App and web page records:
******************************
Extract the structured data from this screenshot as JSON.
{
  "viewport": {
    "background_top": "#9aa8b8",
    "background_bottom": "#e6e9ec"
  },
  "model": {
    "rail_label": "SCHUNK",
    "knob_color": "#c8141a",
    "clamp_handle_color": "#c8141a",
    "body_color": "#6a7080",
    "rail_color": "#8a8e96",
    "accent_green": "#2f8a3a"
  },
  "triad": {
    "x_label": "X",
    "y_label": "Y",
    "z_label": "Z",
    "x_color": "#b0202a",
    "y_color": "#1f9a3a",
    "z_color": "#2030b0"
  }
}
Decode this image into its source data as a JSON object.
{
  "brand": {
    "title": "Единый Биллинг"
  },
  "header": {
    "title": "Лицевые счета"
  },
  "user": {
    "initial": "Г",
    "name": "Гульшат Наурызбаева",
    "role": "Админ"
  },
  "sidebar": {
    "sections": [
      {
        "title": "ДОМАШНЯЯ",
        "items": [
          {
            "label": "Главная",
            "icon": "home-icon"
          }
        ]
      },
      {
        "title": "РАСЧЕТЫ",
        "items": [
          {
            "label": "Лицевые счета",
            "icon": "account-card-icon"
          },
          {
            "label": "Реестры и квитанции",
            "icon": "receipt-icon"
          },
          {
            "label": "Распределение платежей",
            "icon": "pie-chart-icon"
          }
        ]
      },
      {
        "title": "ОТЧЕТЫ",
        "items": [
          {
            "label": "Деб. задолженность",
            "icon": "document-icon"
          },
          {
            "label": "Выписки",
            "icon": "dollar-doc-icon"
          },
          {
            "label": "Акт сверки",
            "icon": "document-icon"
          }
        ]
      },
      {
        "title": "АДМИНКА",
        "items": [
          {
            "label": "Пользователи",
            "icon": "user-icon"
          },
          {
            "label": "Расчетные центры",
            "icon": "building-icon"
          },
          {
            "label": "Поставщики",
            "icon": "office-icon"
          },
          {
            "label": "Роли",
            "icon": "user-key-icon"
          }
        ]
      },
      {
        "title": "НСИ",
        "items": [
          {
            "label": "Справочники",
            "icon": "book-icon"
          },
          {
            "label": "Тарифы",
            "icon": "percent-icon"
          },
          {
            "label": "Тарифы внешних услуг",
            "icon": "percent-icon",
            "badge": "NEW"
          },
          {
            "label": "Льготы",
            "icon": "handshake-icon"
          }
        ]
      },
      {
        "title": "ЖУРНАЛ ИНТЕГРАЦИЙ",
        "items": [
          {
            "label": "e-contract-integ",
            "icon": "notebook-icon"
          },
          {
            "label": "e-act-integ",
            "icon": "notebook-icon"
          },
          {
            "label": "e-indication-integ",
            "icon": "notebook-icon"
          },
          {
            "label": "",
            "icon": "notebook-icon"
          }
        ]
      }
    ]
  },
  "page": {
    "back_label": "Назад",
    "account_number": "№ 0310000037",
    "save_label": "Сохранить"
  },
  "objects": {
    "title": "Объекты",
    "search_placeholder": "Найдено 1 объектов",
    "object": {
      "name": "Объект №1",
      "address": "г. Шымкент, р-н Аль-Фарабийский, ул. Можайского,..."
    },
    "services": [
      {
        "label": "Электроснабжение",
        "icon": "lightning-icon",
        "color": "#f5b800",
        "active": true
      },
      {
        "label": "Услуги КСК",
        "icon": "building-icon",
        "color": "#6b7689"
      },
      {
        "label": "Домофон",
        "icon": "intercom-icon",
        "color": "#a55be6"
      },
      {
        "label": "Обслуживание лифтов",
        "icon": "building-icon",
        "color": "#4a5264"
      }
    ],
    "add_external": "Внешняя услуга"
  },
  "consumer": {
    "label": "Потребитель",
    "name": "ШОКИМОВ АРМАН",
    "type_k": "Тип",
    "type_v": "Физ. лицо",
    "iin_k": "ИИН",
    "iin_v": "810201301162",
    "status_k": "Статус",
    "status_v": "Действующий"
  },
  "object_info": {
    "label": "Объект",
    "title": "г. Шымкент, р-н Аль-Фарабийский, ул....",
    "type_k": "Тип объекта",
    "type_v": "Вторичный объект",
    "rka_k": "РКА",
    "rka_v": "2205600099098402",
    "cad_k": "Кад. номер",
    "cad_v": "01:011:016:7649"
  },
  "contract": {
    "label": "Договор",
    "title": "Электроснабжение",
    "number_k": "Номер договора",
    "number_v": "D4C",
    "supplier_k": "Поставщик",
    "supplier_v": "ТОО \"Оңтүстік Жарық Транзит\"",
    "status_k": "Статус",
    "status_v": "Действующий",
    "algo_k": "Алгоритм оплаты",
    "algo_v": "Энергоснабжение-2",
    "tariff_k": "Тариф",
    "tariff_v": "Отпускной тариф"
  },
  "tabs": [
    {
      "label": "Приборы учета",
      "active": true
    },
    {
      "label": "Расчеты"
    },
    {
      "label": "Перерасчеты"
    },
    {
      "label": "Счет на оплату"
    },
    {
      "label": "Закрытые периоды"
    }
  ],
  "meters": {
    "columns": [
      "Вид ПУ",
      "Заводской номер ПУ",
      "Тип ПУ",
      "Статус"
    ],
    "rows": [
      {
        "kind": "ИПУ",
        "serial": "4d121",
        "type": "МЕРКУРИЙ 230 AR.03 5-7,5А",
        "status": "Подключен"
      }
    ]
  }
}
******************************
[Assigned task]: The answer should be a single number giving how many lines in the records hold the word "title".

[Solution for this task]: 11